About this exercise: Find the word "name" in the data, then copy each line where it is found.

[Provided material Boundary: Start]

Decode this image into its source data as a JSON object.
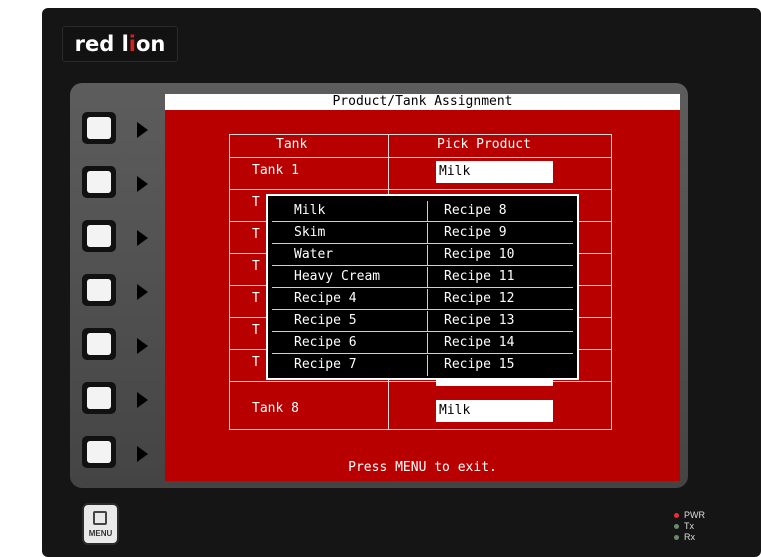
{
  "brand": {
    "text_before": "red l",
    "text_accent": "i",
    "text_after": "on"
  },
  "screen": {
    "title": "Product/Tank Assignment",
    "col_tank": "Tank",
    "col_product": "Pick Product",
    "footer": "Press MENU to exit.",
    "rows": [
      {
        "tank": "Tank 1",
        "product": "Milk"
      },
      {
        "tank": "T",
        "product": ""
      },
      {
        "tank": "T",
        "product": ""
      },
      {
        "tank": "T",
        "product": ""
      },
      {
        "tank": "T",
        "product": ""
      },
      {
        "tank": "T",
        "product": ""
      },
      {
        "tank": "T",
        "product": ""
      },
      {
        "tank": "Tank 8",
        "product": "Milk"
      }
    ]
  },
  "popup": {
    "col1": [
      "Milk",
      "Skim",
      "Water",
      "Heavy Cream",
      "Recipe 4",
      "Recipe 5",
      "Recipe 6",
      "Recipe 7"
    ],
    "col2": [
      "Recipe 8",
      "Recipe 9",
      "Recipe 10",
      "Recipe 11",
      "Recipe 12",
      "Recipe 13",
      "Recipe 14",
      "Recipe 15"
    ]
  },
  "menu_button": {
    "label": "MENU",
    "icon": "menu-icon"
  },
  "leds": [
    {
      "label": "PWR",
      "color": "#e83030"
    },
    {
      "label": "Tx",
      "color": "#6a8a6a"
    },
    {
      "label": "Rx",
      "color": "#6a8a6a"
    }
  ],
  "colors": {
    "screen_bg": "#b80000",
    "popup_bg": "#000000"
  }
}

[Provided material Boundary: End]
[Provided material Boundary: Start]

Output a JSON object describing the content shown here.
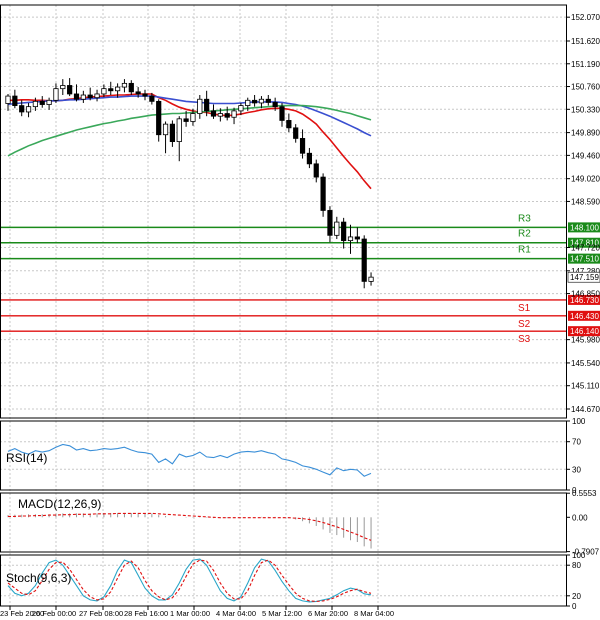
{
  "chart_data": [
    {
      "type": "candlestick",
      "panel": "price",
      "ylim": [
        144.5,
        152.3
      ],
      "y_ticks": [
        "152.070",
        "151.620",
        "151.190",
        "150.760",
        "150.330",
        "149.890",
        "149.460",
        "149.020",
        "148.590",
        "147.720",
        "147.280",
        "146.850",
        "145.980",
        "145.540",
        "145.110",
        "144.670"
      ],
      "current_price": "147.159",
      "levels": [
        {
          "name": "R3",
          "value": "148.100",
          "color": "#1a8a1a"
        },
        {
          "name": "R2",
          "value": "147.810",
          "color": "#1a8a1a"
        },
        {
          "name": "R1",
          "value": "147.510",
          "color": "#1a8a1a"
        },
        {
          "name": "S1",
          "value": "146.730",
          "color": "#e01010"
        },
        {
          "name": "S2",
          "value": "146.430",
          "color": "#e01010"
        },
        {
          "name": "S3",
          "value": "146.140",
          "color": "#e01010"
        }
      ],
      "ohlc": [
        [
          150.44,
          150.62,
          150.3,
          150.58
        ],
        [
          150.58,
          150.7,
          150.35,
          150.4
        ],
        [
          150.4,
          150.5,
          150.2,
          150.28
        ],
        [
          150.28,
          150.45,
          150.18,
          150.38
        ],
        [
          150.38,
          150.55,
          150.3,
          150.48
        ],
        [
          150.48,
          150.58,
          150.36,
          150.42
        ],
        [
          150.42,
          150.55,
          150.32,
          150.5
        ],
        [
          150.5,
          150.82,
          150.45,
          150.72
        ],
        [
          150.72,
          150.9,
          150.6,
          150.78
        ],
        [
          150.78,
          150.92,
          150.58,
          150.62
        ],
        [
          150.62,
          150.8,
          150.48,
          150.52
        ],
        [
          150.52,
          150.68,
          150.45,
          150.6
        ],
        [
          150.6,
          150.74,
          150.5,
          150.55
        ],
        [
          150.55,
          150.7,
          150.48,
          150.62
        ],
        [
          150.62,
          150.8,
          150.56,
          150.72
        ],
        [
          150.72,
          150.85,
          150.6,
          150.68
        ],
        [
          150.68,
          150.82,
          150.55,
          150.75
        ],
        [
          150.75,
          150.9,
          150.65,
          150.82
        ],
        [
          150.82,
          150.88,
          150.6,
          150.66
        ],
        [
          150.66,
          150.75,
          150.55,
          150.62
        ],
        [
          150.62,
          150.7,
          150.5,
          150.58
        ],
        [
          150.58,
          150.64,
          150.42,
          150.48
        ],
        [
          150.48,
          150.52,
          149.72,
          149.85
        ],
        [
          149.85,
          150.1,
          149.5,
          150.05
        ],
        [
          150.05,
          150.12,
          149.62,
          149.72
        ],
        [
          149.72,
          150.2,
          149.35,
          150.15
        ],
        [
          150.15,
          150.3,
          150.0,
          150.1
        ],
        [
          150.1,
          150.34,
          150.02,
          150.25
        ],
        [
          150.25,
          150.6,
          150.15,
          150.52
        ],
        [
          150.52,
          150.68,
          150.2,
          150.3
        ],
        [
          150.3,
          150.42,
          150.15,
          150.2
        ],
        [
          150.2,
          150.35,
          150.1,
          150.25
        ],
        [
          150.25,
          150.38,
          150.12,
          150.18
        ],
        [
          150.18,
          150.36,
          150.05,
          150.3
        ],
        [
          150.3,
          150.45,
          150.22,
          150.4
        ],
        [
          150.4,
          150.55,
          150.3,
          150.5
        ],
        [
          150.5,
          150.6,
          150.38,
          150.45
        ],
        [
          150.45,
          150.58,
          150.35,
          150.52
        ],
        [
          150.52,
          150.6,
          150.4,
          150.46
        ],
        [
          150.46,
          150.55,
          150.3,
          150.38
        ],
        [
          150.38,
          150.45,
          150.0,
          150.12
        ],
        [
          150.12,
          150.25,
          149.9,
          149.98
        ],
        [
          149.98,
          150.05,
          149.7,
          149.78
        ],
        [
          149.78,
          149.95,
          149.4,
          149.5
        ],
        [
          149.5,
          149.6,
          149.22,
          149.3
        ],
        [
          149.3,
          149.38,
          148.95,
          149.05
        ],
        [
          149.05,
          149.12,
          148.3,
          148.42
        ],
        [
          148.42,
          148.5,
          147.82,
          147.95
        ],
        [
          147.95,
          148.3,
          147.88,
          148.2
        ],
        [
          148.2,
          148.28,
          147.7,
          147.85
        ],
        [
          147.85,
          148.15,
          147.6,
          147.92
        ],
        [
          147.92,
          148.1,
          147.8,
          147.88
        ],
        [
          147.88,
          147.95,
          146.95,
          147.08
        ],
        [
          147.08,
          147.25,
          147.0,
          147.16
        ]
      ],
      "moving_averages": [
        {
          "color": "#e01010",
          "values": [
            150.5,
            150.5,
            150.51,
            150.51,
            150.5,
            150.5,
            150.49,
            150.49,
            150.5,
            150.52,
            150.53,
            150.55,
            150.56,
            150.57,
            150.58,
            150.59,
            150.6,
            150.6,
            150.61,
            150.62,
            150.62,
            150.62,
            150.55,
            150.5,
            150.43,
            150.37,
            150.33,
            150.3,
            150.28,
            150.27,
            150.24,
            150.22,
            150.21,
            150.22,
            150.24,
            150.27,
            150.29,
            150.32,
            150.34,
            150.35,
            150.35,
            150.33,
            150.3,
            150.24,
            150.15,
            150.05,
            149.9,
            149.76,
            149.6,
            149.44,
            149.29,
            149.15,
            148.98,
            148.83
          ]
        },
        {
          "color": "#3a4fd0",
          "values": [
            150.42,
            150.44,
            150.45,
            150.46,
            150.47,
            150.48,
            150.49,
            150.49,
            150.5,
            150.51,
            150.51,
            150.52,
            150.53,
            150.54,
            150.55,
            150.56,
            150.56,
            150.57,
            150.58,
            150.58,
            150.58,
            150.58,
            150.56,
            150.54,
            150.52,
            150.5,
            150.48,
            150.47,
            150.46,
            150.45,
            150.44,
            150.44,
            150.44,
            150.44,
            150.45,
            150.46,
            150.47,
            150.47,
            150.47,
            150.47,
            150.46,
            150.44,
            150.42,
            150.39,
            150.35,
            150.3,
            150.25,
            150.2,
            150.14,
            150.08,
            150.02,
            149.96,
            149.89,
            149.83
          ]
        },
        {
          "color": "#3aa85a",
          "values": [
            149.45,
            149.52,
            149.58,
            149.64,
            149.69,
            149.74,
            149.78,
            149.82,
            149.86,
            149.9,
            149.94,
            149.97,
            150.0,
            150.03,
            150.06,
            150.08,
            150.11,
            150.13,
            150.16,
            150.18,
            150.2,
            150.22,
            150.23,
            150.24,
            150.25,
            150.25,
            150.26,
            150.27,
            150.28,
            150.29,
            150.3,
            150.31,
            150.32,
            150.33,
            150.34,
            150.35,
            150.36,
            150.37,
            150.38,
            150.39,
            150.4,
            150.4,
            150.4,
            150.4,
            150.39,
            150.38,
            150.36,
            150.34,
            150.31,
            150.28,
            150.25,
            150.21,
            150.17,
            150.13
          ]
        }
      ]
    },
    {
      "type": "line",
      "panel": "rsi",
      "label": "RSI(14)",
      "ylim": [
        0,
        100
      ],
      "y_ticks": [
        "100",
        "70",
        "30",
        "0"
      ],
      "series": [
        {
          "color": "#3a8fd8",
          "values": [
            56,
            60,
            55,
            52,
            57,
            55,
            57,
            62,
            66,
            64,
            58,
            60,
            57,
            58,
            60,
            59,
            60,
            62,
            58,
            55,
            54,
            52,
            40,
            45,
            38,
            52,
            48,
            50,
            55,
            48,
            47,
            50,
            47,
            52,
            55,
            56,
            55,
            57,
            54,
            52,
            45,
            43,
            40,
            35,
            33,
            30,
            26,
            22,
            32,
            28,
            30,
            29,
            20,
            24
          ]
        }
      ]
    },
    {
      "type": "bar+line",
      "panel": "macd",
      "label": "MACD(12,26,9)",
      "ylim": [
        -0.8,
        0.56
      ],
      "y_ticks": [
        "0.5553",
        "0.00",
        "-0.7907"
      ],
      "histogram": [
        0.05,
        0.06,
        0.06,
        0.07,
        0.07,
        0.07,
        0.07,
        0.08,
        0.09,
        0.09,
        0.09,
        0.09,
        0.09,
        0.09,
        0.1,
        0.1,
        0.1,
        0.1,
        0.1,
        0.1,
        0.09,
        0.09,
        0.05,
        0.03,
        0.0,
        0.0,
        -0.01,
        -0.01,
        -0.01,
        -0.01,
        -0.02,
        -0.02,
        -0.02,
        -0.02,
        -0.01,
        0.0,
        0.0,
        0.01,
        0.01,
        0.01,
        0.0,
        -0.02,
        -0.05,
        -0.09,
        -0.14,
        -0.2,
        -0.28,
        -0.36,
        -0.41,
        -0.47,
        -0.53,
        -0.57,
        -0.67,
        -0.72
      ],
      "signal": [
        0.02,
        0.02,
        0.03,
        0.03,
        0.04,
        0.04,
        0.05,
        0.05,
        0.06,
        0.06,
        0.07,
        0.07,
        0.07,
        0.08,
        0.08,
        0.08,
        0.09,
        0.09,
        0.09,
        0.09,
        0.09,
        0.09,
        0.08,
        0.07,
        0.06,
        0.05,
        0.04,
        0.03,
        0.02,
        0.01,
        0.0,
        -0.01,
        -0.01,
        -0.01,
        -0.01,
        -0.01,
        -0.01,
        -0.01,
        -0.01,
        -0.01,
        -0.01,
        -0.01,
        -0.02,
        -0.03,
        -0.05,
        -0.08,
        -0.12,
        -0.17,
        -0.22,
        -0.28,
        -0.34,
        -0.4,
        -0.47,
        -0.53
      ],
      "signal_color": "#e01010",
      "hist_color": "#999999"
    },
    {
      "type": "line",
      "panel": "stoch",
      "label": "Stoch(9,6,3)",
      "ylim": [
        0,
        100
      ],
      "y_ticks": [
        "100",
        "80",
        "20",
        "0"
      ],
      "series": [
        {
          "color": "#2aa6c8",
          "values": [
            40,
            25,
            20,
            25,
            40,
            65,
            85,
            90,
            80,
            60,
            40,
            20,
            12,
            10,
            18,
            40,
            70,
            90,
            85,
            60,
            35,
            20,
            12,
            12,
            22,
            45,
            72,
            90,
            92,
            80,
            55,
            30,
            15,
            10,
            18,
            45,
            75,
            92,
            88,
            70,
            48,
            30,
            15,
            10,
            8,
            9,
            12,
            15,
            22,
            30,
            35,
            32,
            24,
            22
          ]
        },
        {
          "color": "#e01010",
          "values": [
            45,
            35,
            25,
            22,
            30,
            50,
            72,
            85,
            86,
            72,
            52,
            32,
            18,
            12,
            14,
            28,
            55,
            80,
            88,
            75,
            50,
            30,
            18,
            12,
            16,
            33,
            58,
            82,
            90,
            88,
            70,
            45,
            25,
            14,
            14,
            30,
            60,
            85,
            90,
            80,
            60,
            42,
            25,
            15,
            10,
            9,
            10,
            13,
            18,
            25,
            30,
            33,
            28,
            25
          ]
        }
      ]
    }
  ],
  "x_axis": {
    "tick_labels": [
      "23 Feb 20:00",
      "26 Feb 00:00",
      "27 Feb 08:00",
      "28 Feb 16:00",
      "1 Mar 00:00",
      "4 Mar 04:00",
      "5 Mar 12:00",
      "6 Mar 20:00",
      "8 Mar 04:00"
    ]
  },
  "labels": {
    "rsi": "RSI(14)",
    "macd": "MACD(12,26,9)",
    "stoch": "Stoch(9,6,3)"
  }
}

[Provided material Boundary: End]

Result:
          "name": "R3",
          "name": "R2",
          "name": "R1",
          "name": "S1",
          "name": "S2",
          "name": "S3",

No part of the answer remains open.